For security, click here to clear your browsing session to remove customer data and shopping cart contents, and to start a new shopping session. 

The web browser you are using is out of date and no longer supported by this site. For the best experience, please consider updating your browser to the latest version.
Buy Online Pick Up in Store Now available - Tractor Supply Co.
Navigate to Shopping Cart
Cart Item Count
Make My Store

Your nearest store doesn't match your preferred store. Do you want to change the nearest store as your preferred store?


Click "YES" to clear all the customer data, cart contents and start new shopping session.

Your current shopping session will get automatically reset in seconds.
If you are still active user then please click "NO"

Changing your store affects your localized pricing. This includes the price of items you already have in your shopping cart. Are you sure you want to change your store?

Your nearest store doesn't match your preferred store. Do you want to change the nearest store as your preferred store?

  • To view pricing.
  • To make purchases online.
  • To check availability of Pickup In Store items and Delivery Services.

click here
We do not share this information with anyone.For details,please view our Privacy Policy

Please enable your microphone.


We Are Listening...

Say something like...

"Show me 4health dog food..."

You will be taken automatically
to your search results.


Your speech was not recognized

Click the microphone in the search bar to try again, or start typing your search term.

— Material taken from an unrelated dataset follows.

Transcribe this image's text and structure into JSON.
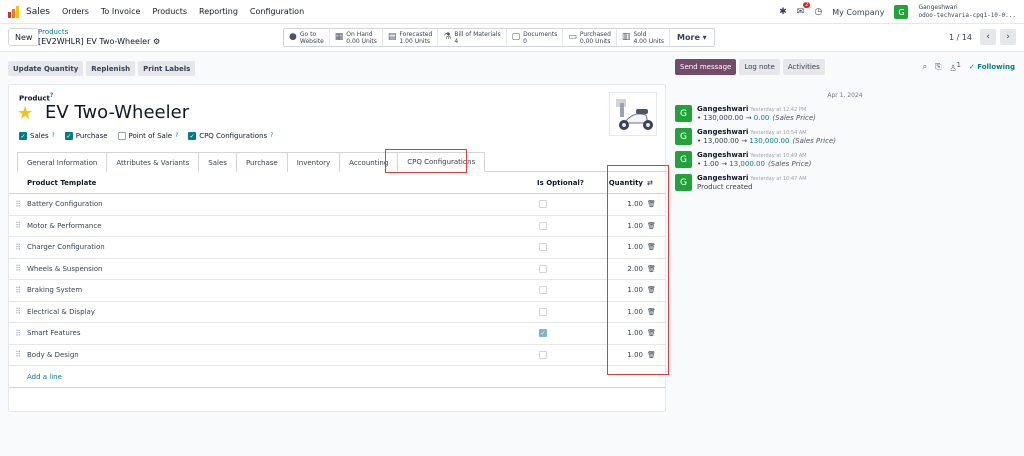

We are searching now

Your search results
will display momentarily...

Fats Play An Important Role In Horse Nutrition

Fats play a very important role in equine nutrition. The main reason for using added fat is for an energy (calorie) source. Horses can use fat as a calorie source efficiently. Fat can also lower the risk of health conditions such as colic and laminitis, by reducing the amount of starch (carbohydrates) in the ration. Additional reasons for adding fat to a horse's diet are to improve endurance, heat tolerance, hair coat and attitude.

Horses on fat supplemented diets experience increased endurance because of a glycogen sparing effect, or the use of non-carbohydrates as a source of energy during exercise. Glycogen is the fuel for muscular activity that is stored in the muscle cells. Horses that are on high fat diets tend to conserve glycogen, which can help them finish strong during performance events. Horses trained in hot, humid environments show improvement to heat tolerance because added fat generates less heat as a by-product of digestion.

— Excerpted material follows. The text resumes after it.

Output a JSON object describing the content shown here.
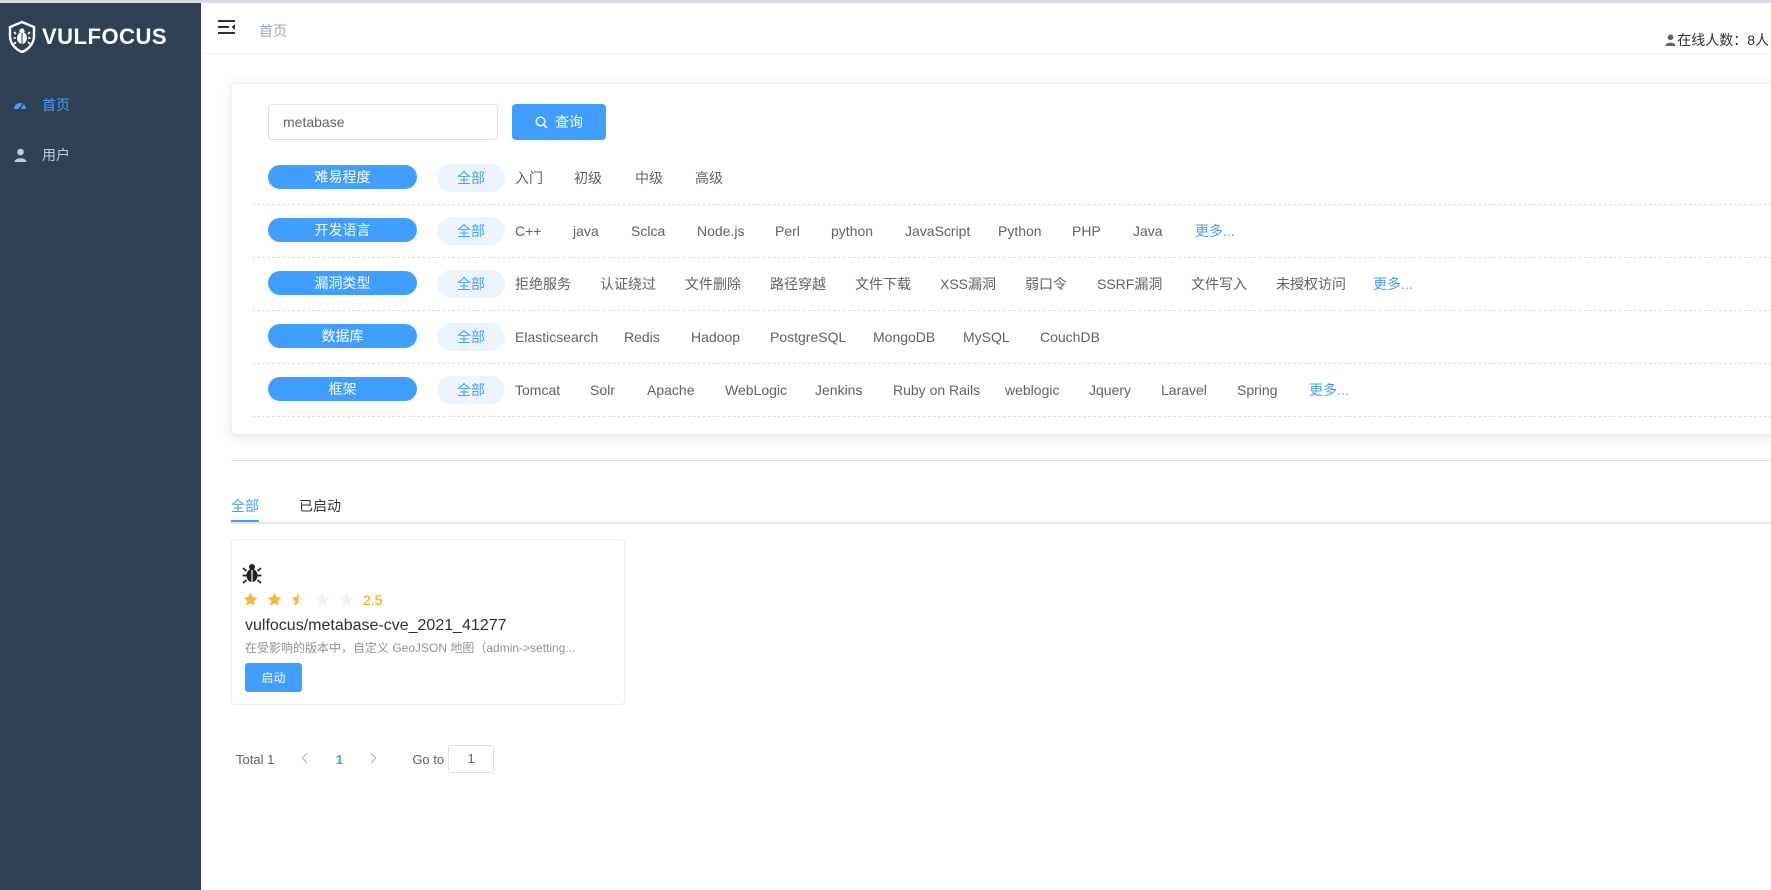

A shiny hair coat is important to horse owners who are showing or selling horses. Higher fat levels, especially those that contain a balance of omega three and omega six essential fatty acids, are good choices for those in the show ring or sale ring business. In addition, horses that are fed lower-starch diets with added fat tend to be calmer than those that are fed a high starch and forage diet.

Types of Fat

Vegetable oils and animal fats are both available fat sources. Animal fat is seldom used because of public perception and decreased palatability compared to vegetable sources. Corn oil, soy oil, rice bran and flax seed are the most popular fat sources for horses. There are advantages and disadvantages of each.

Corn oil is very palatable and digestible; however it does not have a favorable balance of Omega-3 and Omega-6 fatty acids. Soy oil is high in Omega-3 and Omega-6 fatty acids, but is not as palatable as corn oil. Rice Bran is unstable and becomes rancid quickly, especially in hot weather. Flax seed contains linseed oil, which produces a shiny hair coat. It also contains a high proportion of omega three fatty acids to omega six fatty acids.

Be aware that when adding more fat to a horse’s diet, it takes about three to four weeks for horses to receive benefits from added fat. Any change in diet should be done gradually over seven to 10 days to avoid the possibility of digestive upsets.